Spanning 75 years with the Golden Gate Bridge; female mountain guides climb the ranks in Nepal; L.A. drivers debut a symphony for horns; getting a kick out of three-sided soccer in Bilbao
With a hexagonal soccer field spread out before him, Rafael Alkorta eyes both possible goals as he traps a pass from one of his four teammates. As two other teams advance in tandem to block his kick, he considers which players are his momentary allies and which he will betray. Then he makes his move.
The retired Spanish pro isn’t imagining things. He’s merely playing a very unusual game: three-sided soccer. And while it seems new (and, yes, a bit incomprehensible), it’s actually been years in the making.
In 2009, using theoretical rules laid out in Danish avant-garde painter Asger Jorn’s 1962 treatise, The Natural Order, a French art collective created a three-sided soccer game it called “triolectique.” Jorn’s drawing of a six-sided field was meant to inspire fresh ways of thinking about relationships and cooperation within sport and society—and inspire it did. Before long, the French artists passed the idea on to the philosophically minded Bilbao players at the 2009 Lyon Biennale.
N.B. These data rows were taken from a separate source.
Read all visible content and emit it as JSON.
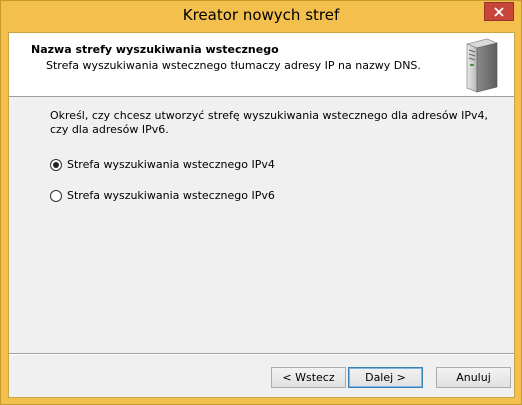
{
  "window": {
    "title": "Kreator nowych stref"
  },
  "header": {
    "title": "Nazwa strefy wyszukiwania wstecznego",
    "subtitle": "Strefa wyszukiwania wstecznego tłumaczy adresy IP na nazwy DNS.",
    "icon": "server-icon"
  },
  "content": {
    "description": "Określ, czy chcesz utworzyć strefę wyszukiwania wstecznego dla adresów IPv4, czy dla adresów IPv6.",
    "options": [
      {
        "label": "Strefa wyszukiwania wstecznego IPv4",
        "selected": true
      },
      {
        "label": "Strefa wyszukiwania wstecznego IPv6",
        "selected": false
      }
    ]
  },
  "buttons": {
    "back": "< Wstecz",
    "next": "Dalej >",
    "cancel": "Anuluj"
  },
  "colors": {
    "frame": "#f4c04d",
    "close_button": "#c7463a",
    "default_button_border": "#3c7fb1"
  }
}
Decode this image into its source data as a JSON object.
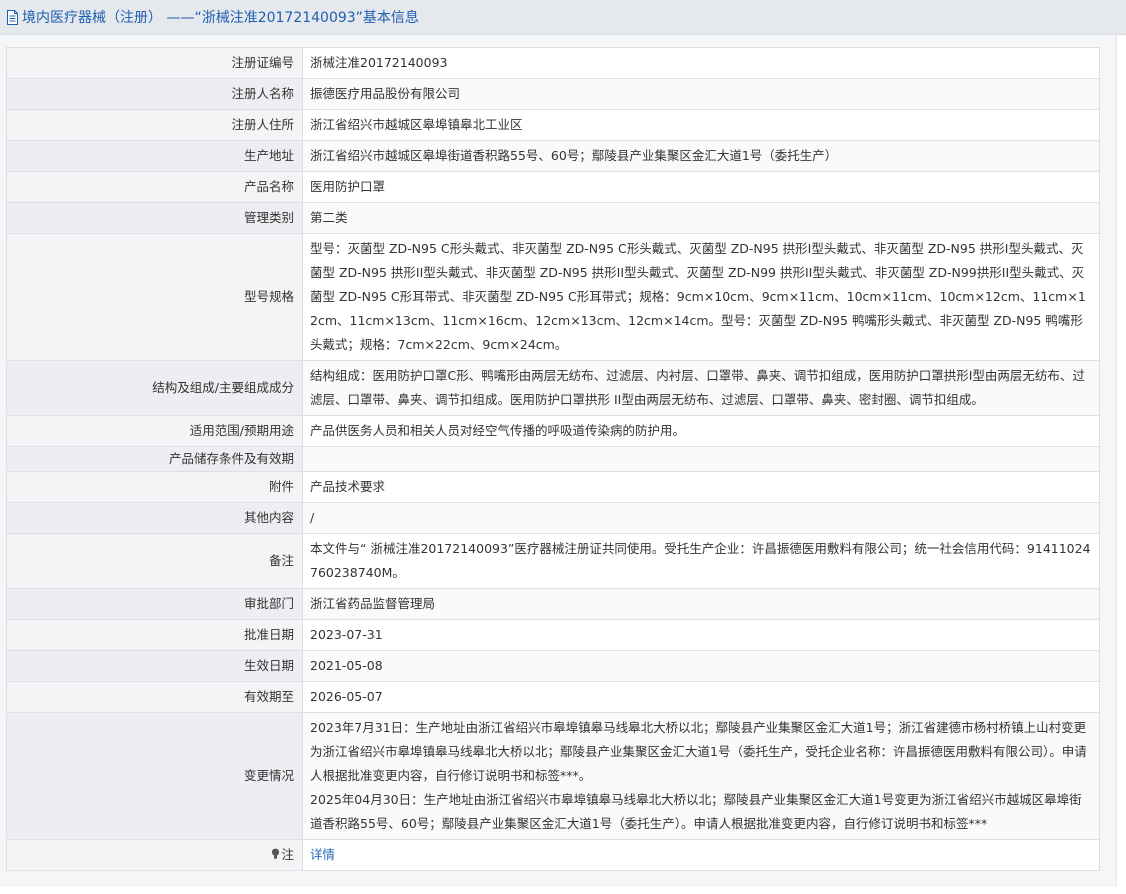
{
  "header": {
    "title": "境内医疗器械（注册） ——“浙械注准20172140093”基本信息"
  },
  "rows": [
    {
      "label": "注册证编号",
      "value": "浙械注准20172140093"
    },
    {
      "label": "注册人名称",
      "value": "振德医疗用品股份有限公司"
    },
    {
      "label": "注册人住所",
      "value": "浙江省绍兴市越城区皋埠镇皋北工业区"
    },
    {
      "label": "生产地址",
      "value": "浙江省绍兴市越城区皋埠街道香积路55号、60号；鄢陵县产业集聚区金汇大道1号（委托生产）"
    },
    {
      "label": "产品名称",
      "value": "医用防护口罩"
    },
    {
      "label": "管理类别",
      "value": "第二类"
    },
    {
      "label": "型号规格",
      "value": "型号：灭菌型 ZD-N95 C形头戴式、非灭菌型 ZD-N95 C形头戴式、灭菌型 ZD-N95 拱形I型头戴式、非灭菌型 ZD-N95 拱形I型头戴式、灭菌型 ZD-N95 拱形II型头戴式、非灭菌型 ZD-N95 拱形II型头戴式、灭菌型 ZD-N99 拱形II型头戴式、非灭菌型 ZD-N99拱形II型头戴式、灭菌型 ZD-N95 C形耳带式、非灭菌型 ZD-N95 C形耳带式；规格：9cm×10cm、9cm×11cm、10cm×11cm、10cm×12cm、11cm×12cm、11cm×13cm、11cm×16cm、12cm×13cm、12cm×14cm。型号：灭菌型 ZD-N95 鸭嘴形头戴式、非灭菌型 ZD-N95 鸭嘴形头戴式；规格：7cm×22cm、9cm×24cm。"
    },
    {
      "label": "结构及组成/主要组成成分",
      "value": "结构组成：医用防护口罩C形、鸭嘴形由两层无纺布、过滤层、内衬层、口罩带、鼻夹、调节扣组成，医用防护口罩拱形I型由两层无纺布、过滤层、口罩带、鼻夹、调节扣组成。医用防护口罩拱形 II型由两层无纺布、过滤层、口罩带、鼻夹、密封圈、调节扣组成。"
    },
    {
      "label": "适用范围/预期用途",
      "value": "产品供医务人员和相关人员对经空气传播的呼吸道传染病的防护用。"
    },
    {
      "label": "产品储存条件及有效期",
      "value": ""
    },
    {
      "label": "附件",
      "value": "产品技术要求"
    },
    {
      "label": "其他内容",
      "value": "/"
    },
    {
      "label": "备注",
      "value": "本文件与“ 浙械注准20172140093”医疗器械注册证共同使用。受托生产企业：许昌振德医用敷料有限公司；统一社会信用代码：91411024760238740M。"
    },
    {
      "label": "审批部门",
      "value": "浙江省药品监督管理局"
    },
    {
      "label": "批准日期",
      "value": "2023-07-31"
    },
    {
      "label": "生效日期",
      "value": "2021-05-08"
    },
    {
      "label": "有效期至",
      "value": "2026-05-07"
    },
    {
      "label": "变更情况",
      "value": "2023年7月31日：生产地址由浙江省绍兴市皋埠镇皋马线皋北大桥以北；鄢陵县产业集聚区金汇大道1号；浙江省建德市杨村桥镇上山村变更为浙江省绍兴市皋埠镇皋马线皋北大桥以北；鄢陵县产业集聚区金汇大道1号（委托生产，受托企业名称：许昌振德医用敷料有限公司）。申请人根据批准变更内容，自行修订说明书和标签***。\n2025年04月30日：生产地址由浙江省绍兴市皋埠镇皋马线皋北大桥以北；鄢陵县产业集聚区金汇大道1号变更为浙江省绍兴市越城区皋埠街道香积路55号、60号；鄢陵县产业集聚区金汇大道1号（委托生产）。申请人根据批准变更内容，自行修订说明书和标签***"
    }
  ],
  "note": {
    "label": "注",
    "link_text": "详情",
    "icon": "bulb-icon"
  },
  "colors": {
    "link": "#2a6ebb",
    "title": "#1e5fb0",
    "border": "#dcdfe4"
  }
}
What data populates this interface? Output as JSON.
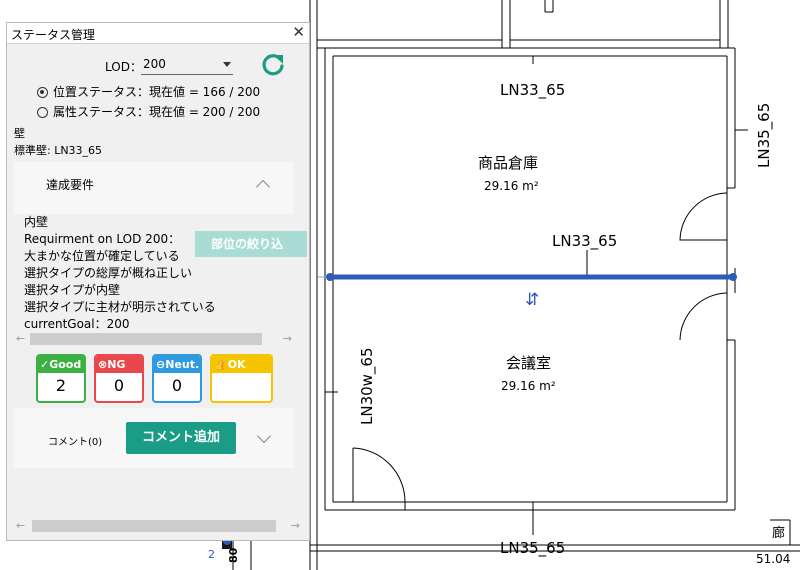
{
  "panel": {
    "title": "ステータス管理",
    "lod_label": "LOD：",
    "lod_value": "200",
    "radio_position": "位置ステータス：現在値 = 166 / 200",
    "radio_attribute": "属性ステータス：現在値 = 200 / 200",
    "category": "壁",
    "wall_type": "標準壁: LN33_65",
    "requirements_title": "達成要件",
    "filter_button": "部位の絞り込",
    "requirements": [
      "内壁",
      "Requirment on LOD 200：",
      "大まかな位置が確定している",
      "選択タイプの総厚が概ね正しい",
      "選択タイプが内壁",
      "選択タイプに主材が明示されている",
      "currentGoal：200"
    ],
    "statuses": [
      {
        "label": "Good",
        "icon": "✓",
        "count": "2",
        "color": "#3cb043"
      },
      {
        "label": "NG",
        "icon": "⊗",
        "count": "0",
        "color": "#e8474c"
      },
      {
        "label": "Neut.",
        "icon": "⊖",
        "count": "0",
        "color": "#2f9ae0"
      },
      {
        "label": "OK",
        "icon": "👍",
        "count": "",
        "color": "#f5c400"
      }
    ],
    "comment_label": "コメント(0)",
    "comment_button": "コメント追加"
  },
  "cad": {
    "wall_top": "LN33_65",
    "room_1": "商品倉庫",
    "area_1": "29.16 m²",
    "wall_mid": "LN33_65",
    "wall_right": "LN35_65",
    "room_2": "会議室",
    "area_2": "29.16 m²",
    "wall_left": "LN30w_65",
    "wall_bottom": "LN35_65",
    "corridor": "廊",
    "corridor_area": "51.04",
    "marker_num": "2",
    "marker_text": "80",
    "flip_symbol": "⇵"
  },
  "colors": {
    "accent": "#1a9c86",
    "selection": "#2a5cb8"
  }
}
In the game, the winner is determined not by how many goals are scored but by how many are conceded. With three teams and three goals, “you choose the way you want to win,” says Galder Reguera, activities director for the Athletic Club of Bilbao.
This month the Bilbao club will partner with the local Guggenheim museum to formally introduce three-sided soccer to the world as part of “Thinking Football,” a series of talks and events that highlight soccer’s relationship to modern society. Whether fans will embrace the new sport remains to be seen, but one thing will certainly take some getting used to: no long-standing rivalries. “In this game,” Reguera says, “you don’t have to be enemies for life.” Just until the next goal is scored. —BRITTANY SHOOT